## PROMPT:
Find every line in the records below that contains the word "time", and copy each such line.

## MATERIALS PROVIDED:
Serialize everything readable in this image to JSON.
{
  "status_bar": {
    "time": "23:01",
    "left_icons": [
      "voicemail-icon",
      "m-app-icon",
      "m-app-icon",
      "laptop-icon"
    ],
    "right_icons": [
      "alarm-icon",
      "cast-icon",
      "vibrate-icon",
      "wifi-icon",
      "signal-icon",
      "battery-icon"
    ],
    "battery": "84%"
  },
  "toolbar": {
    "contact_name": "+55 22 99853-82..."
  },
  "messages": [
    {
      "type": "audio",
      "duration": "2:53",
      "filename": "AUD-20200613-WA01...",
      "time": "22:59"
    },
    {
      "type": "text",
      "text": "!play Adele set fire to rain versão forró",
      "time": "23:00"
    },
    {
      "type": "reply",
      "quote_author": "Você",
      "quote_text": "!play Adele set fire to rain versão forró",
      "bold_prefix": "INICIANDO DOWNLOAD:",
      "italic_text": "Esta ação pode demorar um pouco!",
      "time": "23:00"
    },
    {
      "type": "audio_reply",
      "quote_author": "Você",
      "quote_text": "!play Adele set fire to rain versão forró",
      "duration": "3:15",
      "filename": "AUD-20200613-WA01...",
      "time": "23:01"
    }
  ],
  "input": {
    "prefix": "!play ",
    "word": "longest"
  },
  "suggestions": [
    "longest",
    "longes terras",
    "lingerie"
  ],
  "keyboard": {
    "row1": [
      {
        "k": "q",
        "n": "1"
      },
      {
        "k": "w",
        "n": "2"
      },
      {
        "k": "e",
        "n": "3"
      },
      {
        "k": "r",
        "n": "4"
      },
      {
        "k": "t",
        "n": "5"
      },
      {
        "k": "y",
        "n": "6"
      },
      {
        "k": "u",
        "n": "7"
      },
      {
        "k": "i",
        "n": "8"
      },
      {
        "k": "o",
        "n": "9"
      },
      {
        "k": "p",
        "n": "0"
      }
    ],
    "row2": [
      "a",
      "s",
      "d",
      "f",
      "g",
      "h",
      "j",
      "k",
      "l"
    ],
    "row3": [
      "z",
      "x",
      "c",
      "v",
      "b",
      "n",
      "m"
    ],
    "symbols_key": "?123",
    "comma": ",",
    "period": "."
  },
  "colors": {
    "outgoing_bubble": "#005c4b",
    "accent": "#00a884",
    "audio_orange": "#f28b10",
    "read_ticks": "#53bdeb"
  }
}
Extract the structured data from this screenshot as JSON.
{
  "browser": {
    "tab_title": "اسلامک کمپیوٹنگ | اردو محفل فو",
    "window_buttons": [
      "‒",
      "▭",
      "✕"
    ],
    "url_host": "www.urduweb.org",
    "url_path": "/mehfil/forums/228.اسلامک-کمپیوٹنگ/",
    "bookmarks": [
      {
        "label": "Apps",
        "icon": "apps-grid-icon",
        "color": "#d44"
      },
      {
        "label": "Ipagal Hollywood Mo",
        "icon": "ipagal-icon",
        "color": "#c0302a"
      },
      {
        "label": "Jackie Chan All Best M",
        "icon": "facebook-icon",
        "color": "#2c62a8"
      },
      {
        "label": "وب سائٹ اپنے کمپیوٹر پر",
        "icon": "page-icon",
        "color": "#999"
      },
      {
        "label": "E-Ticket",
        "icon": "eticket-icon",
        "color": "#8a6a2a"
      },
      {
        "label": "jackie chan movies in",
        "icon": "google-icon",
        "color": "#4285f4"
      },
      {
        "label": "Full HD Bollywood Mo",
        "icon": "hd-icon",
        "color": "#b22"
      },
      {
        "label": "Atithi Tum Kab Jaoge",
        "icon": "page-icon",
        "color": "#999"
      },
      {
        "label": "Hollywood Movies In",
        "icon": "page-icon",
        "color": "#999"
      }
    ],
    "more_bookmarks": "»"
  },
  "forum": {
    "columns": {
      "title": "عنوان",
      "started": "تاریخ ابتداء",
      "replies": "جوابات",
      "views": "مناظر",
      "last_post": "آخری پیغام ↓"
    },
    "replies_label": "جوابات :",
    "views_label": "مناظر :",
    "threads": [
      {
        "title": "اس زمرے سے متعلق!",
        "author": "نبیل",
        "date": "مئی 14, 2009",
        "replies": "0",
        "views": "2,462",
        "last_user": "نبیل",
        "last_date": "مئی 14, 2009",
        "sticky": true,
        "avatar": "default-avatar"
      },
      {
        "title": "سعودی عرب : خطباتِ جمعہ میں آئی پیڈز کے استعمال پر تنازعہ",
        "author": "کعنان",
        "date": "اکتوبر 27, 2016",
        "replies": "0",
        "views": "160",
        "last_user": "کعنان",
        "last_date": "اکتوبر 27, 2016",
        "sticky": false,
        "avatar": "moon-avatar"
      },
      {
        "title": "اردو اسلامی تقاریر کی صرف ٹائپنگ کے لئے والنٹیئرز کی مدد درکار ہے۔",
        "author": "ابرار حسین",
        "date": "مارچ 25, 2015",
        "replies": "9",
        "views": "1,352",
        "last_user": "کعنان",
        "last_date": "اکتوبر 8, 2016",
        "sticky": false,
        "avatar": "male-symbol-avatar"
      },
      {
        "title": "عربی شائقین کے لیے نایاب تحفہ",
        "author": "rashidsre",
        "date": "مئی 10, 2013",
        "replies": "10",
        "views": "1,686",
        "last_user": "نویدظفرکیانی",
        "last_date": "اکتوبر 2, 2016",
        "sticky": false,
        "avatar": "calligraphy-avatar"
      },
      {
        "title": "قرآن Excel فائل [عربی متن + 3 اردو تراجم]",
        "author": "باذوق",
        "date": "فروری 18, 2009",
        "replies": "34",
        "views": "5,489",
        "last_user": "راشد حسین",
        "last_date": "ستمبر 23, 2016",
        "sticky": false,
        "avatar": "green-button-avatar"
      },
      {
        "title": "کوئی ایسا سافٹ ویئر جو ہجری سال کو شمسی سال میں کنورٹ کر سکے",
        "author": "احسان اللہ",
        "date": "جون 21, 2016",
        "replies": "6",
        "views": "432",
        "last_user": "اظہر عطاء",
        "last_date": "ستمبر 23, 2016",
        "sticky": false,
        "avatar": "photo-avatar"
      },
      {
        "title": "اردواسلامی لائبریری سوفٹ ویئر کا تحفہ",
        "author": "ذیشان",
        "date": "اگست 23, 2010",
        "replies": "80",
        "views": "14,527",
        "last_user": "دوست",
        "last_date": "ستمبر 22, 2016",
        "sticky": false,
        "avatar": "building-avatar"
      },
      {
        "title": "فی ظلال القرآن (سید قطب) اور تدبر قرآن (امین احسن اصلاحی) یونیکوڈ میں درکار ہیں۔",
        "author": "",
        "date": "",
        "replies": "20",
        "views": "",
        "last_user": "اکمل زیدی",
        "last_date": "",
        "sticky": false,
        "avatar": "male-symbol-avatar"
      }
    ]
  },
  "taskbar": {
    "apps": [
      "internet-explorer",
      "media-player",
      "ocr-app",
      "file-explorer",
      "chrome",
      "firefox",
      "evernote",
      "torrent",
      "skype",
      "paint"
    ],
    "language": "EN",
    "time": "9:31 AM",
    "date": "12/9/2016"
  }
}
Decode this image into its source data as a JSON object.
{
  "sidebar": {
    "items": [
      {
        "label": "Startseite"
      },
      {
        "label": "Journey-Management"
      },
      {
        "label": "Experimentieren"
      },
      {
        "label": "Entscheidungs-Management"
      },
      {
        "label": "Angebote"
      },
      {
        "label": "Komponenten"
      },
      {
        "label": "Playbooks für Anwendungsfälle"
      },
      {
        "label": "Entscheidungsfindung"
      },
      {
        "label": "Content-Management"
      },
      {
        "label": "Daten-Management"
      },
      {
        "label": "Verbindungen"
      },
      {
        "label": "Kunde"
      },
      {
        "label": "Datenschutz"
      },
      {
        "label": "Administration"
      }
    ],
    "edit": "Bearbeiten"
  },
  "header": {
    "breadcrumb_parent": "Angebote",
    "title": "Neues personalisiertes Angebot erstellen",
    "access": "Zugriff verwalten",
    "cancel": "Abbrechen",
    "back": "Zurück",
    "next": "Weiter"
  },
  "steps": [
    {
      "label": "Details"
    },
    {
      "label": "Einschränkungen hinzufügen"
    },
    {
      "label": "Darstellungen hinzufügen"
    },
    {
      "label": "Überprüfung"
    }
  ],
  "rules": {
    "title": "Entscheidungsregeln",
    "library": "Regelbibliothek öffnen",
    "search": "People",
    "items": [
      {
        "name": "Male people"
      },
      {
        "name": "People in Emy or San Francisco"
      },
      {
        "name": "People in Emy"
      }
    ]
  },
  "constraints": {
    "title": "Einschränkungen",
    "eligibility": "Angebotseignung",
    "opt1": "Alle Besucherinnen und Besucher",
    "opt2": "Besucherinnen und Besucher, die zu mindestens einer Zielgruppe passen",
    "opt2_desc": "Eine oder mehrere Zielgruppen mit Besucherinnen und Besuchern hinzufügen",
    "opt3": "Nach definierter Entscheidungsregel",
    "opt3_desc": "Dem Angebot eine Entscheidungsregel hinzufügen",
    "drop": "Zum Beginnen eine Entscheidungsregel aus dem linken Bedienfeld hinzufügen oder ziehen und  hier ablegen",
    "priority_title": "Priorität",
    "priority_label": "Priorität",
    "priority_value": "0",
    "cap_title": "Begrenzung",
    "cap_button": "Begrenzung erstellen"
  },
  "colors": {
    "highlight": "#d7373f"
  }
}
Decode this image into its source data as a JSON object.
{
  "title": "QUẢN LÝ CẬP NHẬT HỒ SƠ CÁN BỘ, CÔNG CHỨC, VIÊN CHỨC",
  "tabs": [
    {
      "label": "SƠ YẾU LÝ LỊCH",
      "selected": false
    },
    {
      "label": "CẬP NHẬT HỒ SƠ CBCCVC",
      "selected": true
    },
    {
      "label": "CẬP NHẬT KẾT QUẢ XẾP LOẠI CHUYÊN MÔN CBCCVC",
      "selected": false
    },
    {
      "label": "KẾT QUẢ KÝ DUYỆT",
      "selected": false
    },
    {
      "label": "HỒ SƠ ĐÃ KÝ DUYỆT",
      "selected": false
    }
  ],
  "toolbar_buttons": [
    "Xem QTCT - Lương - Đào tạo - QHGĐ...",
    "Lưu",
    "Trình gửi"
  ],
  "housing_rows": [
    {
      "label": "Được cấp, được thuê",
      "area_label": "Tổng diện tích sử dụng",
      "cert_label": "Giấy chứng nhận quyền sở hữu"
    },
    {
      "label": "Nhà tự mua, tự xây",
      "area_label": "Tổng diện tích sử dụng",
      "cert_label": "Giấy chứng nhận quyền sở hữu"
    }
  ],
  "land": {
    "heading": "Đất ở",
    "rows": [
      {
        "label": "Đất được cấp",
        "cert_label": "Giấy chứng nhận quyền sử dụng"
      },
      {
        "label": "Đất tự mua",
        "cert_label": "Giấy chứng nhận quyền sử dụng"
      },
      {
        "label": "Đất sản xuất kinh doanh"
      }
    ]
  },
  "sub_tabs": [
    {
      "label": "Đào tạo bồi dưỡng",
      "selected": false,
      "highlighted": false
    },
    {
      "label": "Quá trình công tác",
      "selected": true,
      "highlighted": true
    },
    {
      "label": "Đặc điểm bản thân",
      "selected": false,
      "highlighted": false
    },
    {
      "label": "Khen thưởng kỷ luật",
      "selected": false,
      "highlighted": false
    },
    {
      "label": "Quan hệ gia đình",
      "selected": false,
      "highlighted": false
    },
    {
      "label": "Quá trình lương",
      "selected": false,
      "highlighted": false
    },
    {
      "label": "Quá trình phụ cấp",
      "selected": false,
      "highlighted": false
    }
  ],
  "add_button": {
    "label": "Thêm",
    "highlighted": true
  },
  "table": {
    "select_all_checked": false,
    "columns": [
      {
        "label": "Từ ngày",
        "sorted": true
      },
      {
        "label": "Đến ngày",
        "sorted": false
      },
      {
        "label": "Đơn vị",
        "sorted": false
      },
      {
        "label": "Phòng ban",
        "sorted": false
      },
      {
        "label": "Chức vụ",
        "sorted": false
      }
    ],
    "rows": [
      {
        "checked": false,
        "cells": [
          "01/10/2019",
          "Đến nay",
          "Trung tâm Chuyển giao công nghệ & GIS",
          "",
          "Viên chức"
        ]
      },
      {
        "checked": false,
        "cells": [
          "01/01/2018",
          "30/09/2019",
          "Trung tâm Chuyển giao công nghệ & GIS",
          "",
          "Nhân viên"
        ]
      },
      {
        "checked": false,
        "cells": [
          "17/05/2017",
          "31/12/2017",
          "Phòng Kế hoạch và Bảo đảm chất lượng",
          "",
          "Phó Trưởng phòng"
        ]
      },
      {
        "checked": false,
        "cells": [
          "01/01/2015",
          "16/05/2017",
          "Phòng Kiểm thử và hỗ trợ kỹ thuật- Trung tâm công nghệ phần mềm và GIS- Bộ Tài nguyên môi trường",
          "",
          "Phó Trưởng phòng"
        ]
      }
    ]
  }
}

## EXERCISE OUTPUT:
    "time": "23:01",
      "time": "22:59"
      "time": "23:00"
      "time": "23:00"
      "time": "23:01"
    "time": "9:31 AM",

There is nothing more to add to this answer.